Seniors and transit

February 2017 – There have been many headlines in the news recently looking at the future of public transit in increasingly congested cities across Canada.

The Toronto Transit Commission (TTC) and the London Transit Commission (LTC) in Ontario, have been looking at the rising costs for providing service and discussions about the ongoing viability of reduced seniors fares has come up.

The CARP Chapter in London, ON took the LTC to task with their plans to remove seniors fares in that city.
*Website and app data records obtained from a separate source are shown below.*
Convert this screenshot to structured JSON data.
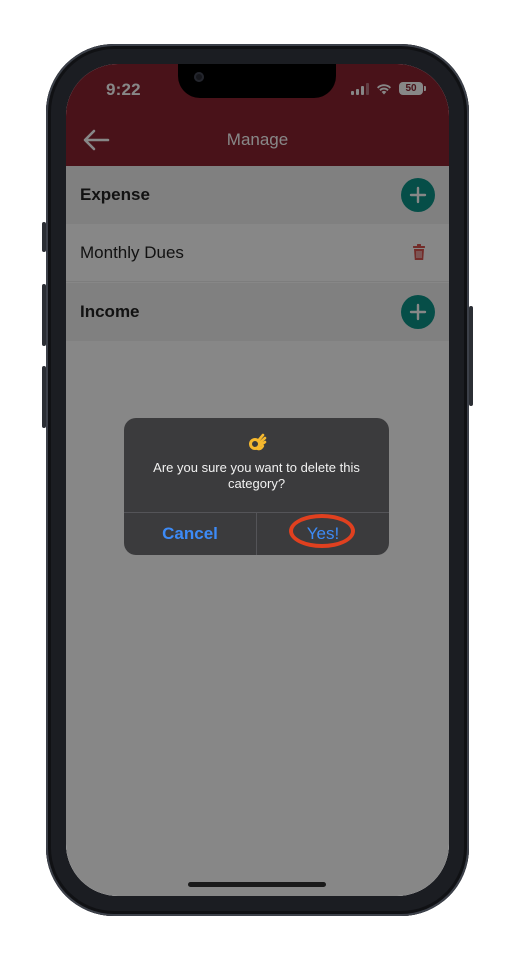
{
  "status_bar": {
    "time": "9:22",
    "battery": "50"
  },
  "appbar": {
    "title": "Manage",
    "back_icon": "arrow-left-icon",
    "color": "#8b2230"
  },
  "sections": [
    {
      "label": "Expense",
      "add_icon": "plus-icon"
    },
    {
      "label": "Income",
      "add_icon": "plus-icon"
    }
  ],
  "expense_items": [
    {
      "label": "Monthly Dues",
      "delete_icon": "trash-icon"
    }
  ],
  "dialog": {
    "emoji": "👌",
    "message": "Are you sure you want to delete this category?",
    "cancel_label": "Cancel",
    "confirm_label": "Yes!"
  },
  "colors": {
    "accent_teal": "#0d9488",
    "delete_red": "#d9534f",
    "dialog_button_blue": "#3d8bf7",
    "highlight_ring": "#e0401f"
  }
}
Despite the objection from CARP members in that community, the City Council opted to remove senior-specific fares starting in 2018 and to replace them with an increased discount for low-income riders, many of whom will be seniors.

In Toronto, Councillors have brought up the possibility of removing discounted seniors fares, while at the same time, Mayor John Tory has said that seniors fares aren’t going anywhere. That could all change as Mayor Tory’s plans for highway tolls were recently shot down by Ontario Premier, Kathleen Wynne. The Mayor says that without those funds, he has a large hole in his transit and infrastructure budget and hasn’t yet indicated where else the needed cash could come from.

In recent years, the TTC has done away with fares for children 12 and under, while increasing the single-fare price for other riders several times. The TTC has also moved away from printing bus schedules at individual stops, focusing on telephone service, mobile apps and electronic display signs to ensure that riders know when the next bus is coming. The removal of printed schedules at stops had some in the community upset, claiming that seniors would be the most likely to be affected.

CARP Action
CARP requested a meeting with TTC brass to hear directly from the Commission where they see Senior’s fares going in the future and how they are planning to service a greying population. TTC Deputy CEO and Chief Customer Officer Chris Upfolds welcomed Wanda Morris and myself into his office at TTC headquarters on Yonge St, high about the Davisville subway station.

Upfold explained that his team provides a plan of service for the Board of the TTC and a budget for what the service will cost. Based on that budget, the Board sets the passenger fares and decides what groups, if any, are entitled to a discount. Toronto currently offers free fares for children, discounted fares for pass holders and subsidies for low income residents of Toronto. However, none of those programs are implemented by the executive of the Transit operations. They are solely responsible for the mechanics and delivery of the transit system, while the Board of Directors, under Chair Josh Colle, recommends how much to charge riders and reports to city council on their estimate of the perennial shortfall between the funds collected at the fare box and the operating costs. The rest of the money comes from the city’s general revenues (taxes) and grants from the provincial government (taxes).

Of concern to Upfold is the costs associated with the serivices’ WheelTrans program for the disabled. The costs per ride cost the taxpayer approximately $30. With the increasing number of riders qualifying for this program, the TTC will have another, growing, underfunded service that the City and Province will have to support from the tax base.

Who Pays For The TTC 2000:2015 (Revised)

What’s next?
The next stop for CARP on the transit file in Toronto is to hear from TTC Board Chair Josh Colle on the future of transit fares in Toronto on how to ensure that the system is prepared for a growing, aging ridership – one that will need accessible and affordable transit.

Anthony Quinn
Director, Operations & Public Affairs